Exercise
Your output should consist of every record, copied exactly.

Stored records:

◆ ◆ ◆ ◆

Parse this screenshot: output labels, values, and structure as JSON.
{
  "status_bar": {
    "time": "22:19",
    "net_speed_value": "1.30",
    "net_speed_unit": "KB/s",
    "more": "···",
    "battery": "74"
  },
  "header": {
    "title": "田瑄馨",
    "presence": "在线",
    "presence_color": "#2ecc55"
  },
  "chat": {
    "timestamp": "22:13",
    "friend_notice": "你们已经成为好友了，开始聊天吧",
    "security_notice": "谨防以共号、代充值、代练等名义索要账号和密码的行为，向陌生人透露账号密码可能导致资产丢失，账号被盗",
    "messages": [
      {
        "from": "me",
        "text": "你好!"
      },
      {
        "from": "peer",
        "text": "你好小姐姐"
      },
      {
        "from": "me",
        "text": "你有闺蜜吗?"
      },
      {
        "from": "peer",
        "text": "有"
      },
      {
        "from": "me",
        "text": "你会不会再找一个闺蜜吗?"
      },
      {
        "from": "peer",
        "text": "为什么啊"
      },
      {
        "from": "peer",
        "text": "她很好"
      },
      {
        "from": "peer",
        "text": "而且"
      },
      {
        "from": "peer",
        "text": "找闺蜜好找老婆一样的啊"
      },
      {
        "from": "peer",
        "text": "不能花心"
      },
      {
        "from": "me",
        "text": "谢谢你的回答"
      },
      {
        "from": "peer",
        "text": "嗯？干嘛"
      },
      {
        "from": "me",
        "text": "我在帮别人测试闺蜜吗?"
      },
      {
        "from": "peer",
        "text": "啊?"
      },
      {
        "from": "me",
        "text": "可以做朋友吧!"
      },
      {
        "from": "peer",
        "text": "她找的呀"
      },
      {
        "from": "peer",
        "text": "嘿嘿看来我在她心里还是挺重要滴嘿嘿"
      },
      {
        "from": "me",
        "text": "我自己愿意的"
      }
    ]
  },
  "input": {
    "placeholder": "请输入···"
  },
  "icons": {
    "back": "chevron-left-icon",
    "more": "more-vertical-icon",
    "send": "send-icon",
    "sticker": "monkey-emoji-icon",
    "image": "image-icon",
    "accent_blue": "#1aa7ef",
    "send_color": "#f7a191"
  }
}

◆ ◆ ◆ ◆

Solution to this problem
Parse this screenshot: output labels, values, and structure as JSON.
{
  "status_bar": {
    "time": "22:19",
    "net_speed_value": "1.30",
    "net_speed_unit": "KB/s",
    "more": "···",
    "battery": "74"
  },
  "header": {
    "title": "田瑄馨",
    "presence": "在线",
    "presence_color": "#2ecc55"
  },
  "chat": {
    "timestamp": "22:13",
    "friend_notice": "你们已经成为好友了，开始聊天吧",
    "security_notice": "谨防以共号、代充值、代练等名义索要账号和密码的行为，向陌生人透露账号密码可能导致资产丢失，账号被盗",
    "messages": [
      {
        "from": "me",
        "text": "你好!"
      },
      {
        "from": "peer",
        "text": "你好小姐姐"
      },
      {
        "from": "me",
        "text": "你有闺蜜吗?"
      },
      {
        "from": "peer",
        "text": "有"
      },
      {
        "from": "me",
        "text": "你会不会再找一个闺蜜吗?"
      },
      {
        "from": "peer",
        "text": "为什么啊"
      },
      {
        "from": "peer",
        "text": "她很好"
      },
      {
        "from": "peer",
        "text": "而且"
      },
      {
        "from": "peer",
        "text": "找闺蜜好找老婆一样的啊"
      },
      {
        "from": "peer",
        "text": "不能花心"
      },
      {
        "from": "me",
        "text": "谢谢你的回答"
      },
      {
        "from": "peer",
        "text": "嗯？干嘛"
      },
      {
        "from": "me",
        "text": "我在帮别人测试闺蜜吗?"
      },
      {
        "from": "peer",
        "text": "啊?"
      },
      {
        "from": "me",
        "text": "可以做朋友吧!"
      },
      {
        "from": "peer",
        "text": "她找的呀"
      },
      {
        "from": "peer",
        "text": "嘿嘿看来我在她心里还是挺重要滴嘿嘿"
      },
      {
        "from": "me",
        "text": "我自己愿意的"
      }
    ]
  },
  "input": {
    "placeholder": "请输入···"
  },
  "icons": {
    "back": "chevron-left-icon",
    "more": "more-vertical-icon",
    "send": "send-icon",
    "sticker": "monkey-emoji-icon",
    "image": "image-icon",
    "accent_blue": "#1aa7ef",
    "send_color": "#f7a191"
  }
}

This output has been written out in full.